7:6 went up from Babylonia. Not all the pious exiles had returned with Sheshbazzar in 538 b.c. Ezra’s family had not. Ezra had probably not been born at the time of the first return. He grew up in Babylon, where most of the exiles lived.
a scribe skilled. In the Old Testament, scribes were often government officials who composed official documents (4:8 note; 2 Sam. 8:17; 1 Kin. 4:3), administered temple treasuries (2 Kin. 12:10, 11; 22:3, 4, 9; Neh. 13:13), served as court emissaries (2 Kin. 18:18–37), and provided literary functions like taking dictation (Jer. 36:32). Ezra had governmental authority (v. 25), but his most important qualification was as a teacher of God’s law (vv. 10, 11, 14; Neh. 8:1–9).
that the Lord . . . had given. The “Law of Moses” is divine in origin (cf. 2 Tim. 3:16). The reference here may be to the first five books of the Bible.

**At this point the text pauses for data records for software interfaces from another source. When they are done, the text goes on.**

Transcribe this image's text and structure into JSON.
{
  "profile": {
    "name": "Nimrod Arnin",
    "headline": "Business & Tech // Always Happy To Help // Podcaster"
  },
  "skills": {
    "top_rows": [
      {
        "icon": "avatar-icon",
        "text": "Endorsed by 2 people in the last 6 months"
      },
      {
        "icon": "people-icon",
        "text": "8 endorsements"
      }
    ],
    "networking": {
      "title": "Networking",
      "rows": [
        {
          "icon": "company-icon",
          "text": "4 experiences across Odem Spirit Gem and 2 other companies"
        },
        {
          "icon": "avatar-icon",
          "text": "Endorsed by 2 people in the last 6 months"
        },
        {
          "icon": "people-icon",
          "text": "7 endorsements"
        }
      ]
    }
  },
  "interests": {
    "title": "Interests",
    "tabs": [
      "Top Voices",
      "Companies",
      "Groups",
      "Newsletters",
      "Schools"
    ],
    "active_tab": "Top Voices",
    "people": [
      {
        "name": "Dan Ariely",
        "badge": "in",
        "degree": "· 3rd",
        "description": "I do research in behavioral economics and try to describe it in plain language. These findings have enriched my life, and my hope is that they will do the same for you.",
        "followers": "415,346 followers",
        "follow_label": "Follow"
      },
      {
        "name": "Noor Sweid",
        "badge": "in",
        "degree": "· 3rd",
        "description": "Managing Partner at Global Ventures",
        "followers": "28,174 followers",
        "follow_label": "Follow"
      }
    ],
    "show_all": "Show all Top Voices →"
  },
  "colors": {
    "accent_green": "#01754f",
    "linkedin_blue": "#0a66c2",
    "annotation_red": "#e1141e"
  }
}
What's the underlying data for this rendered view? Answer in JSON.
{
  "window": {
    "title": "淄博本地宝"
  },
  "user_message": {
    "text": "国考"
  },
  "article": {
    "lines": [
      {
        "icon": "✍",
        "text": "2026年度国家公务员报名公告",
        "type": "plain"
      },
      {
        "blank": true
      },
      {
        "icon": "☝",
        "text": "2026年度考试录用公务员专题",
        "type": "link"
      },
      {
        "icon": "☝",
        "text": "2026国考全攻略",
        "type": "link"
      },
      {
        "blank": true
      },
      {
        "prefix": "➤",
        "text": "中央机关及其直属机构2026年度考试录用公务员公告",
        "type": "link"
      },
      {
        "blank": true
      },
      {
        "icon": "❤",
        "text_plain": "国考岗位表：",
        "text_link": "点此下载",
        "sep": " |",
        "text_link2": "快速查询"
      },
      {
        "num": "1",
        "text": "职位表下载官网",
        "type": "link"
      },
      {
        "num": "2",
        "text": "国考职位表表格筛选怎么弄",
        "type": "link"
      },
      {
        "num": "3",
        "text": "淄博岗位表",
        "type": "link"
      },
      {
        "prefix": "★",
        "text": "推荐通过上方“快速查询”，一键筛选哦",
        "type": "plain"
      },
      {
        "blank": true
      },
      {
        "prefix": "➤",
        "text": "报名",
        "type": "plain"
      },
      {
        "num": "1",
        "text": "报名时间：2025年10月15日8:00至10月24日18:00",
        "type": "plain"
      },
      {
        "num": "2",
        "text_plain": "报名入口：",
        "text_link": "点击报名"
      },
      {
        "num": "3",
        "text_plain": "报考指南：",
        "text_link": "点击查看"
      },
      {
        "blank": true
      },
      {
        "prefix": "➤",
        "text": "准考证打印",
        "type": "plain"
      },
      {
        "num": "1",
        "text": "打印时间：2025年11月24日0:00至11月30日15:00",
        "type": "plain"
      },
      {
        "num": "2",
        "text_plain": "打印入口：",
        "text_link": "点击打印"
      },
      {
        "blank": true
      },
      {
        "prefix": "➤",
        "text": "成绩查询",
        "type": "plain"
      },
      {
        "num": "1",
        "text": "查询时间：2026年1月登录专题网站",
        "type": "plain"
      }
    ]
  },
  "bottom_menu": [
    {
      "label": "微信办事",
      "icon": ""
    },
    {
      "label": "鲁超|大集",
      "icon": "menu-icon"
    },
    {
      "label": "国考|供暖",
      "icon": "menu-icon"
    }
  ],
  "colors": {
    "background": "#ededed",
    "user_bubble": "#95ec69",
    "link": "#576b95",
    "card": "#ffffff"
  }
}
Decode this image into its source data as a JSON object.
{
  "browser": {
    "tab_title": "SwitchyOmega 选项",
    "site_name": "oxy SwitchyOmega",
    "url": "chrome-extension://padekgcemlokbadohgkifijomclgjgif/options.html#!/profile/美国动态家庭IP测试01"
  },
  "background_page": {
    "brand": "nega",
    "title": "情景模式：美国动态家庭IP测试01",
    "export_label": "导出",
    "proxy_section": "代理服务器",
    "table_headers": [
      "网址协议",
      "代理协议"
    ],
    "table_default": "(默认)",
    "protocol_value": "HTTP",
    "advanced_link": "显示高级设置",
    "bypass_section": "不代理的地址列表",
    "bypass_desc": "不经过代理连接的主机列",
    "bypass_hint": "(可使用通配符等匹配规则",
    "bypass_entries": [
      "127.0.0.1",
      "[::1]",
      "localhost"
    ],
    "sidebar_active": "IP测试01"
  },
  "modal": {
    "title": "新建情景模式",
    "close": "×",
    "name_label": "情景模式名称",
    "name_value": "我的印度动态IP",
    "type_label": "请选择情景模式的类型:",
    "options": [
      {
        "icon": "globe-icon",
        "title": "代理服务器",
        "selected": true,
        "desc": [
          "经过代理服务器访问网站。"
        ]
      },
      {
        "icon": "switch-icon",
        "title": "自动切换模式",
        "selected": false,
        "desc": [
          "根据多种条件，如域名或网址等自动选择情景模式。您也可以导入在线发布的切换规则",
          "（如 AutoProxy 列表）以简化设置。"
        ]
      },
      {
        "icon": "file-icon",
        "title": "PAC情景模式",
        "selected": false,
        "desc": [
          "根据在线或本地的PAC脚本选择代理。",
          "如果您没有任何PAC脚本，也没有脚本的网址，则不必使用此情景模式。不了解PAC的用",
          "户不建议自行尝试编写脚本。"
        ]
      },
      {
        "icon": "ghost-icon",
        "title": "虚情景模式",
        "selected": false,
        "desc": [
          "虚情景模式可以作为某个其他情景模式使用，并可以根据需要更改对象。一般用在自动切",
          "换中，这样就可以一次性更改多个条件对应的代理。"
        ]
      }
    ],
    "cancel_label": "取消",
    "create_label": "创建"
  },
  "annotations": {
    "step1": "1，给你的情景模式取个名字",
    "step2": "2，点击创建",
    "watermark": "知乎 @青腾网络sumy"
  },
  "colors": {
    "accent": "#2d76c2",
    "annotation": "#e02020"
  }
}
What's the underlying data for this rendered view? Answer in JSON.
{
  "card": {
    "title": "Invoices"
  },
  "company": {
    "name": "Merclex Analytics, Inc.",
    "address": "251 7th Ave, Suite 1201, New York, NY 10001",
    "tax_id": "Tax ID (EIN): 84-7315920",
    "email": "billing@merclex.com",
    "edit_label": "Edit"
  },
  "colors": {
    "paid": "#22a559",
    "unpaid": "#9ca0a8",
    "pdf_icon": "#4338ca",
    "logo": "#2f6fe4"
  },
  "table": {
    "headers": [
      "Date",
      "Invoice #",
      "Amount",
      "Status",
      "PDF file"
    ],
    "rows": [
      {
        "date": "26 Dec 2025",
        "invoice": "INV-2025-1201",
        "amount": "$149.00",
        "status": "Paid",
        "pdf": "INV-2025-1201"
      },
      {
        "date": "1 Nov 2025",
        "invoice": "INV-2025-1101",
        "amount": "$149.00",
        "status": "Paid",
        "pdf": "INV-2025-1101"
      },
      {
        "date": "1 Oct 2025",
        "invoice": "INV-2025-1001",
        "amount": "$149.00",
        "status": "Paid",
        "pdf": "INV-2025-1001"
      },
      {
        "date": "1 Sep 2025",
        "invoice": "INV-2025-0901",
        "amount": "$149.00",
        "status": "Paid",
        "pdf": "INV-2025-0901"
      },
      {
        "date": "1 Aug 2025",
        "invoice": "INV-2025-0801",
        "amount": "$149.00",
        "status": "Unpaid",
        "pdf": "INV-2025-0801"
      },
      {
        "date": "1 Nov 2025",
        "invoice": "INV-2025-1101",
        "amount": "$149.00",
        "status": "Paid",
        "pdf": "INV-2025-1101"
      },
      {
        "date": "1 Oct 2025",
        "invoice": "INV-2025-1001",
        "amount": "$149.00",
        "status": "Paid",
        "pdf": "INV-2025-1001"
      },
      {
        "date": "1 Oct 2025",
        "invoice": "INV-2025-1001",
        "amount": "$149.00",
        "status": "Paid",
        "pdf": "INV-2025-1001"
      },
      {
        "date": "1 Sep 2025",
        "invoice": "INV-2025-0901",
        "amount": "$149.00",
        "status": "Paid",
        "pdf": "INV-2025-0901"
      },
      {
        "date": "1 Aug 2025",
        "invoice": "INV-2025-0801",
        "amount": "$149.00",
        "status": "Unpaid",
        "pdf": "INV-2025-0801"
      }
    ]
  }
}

the king granted him all that he asked. The actions of responsible human beings are traced back to the sovereign action of God: Ezra asked and Artaxerxes complied because God favored Ezra.